1. Client selection. If the client does not have the resources to pay you at the engagement, likely client will not have the resources at the end of the engagement. No sense is doing work for free.
2. Client communication. Make sure to communicate with your client, through written and oral progress periodic updates on matters. Treat your clients with dignity and respect. If there is bad news to communicate, do it in person or at the very least by a phone call. And do it promptly.
3. Staff communications. Make sure that your staff handles incoming and outgoing communications promptly, communicates clearly and concisely in a respectful manner.
4. Client Retainers. Do not be afraid to ask for the retainer for your services up front where appropriate. Either for all of or a large portion of the services.
5. Client Billings. Make sure to keep on top of your billings. Bill promptly, follow-up for past due receivables, and if account becomes past due, communicate with the client to find out why. Don’t put off this conversation. Remember many times a client is upset with something and this is why the bill is not being paid.
6. Choose your battles carefully. If the balance is small or there are serious issues as to how the services have been rendered, you may just want to write this one off.
7. As a very last resort. If the firm is large enough, a committee should decide which accounts should go to suit.
8. Wait for the statute to run. No sense is inviting a retaliatory claim without this defense.
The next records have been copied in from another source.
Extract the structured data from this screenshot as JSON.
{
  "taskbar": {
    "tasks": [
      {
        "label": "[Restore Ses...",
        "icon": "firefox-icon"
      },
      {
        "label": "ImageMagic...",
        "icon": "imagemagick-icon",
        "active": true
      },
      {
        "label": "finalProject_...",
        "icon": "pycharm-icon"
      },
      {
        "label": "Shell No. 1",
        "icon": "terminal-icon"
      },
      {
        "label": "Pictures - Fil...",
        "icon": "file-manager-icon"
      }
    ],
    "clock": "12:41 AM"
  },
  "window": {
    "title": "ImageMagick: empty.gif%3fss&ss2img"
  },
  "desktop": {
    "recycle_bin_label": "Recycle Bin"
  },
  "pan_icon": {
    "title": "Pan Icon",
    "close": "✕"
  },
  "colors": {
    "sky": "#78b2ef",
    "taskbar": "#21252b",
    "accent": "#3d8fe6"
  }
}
Many law firms never sue for fees because of client procedures; their practice areas, or firm philosophy. As far as your attorney malpractice insurer is concerned, zero is the best number to answer for fee suits. An attitude of its okay to sue clients for fees and it is my right will cause your lawyers liability insurance premiums to increase.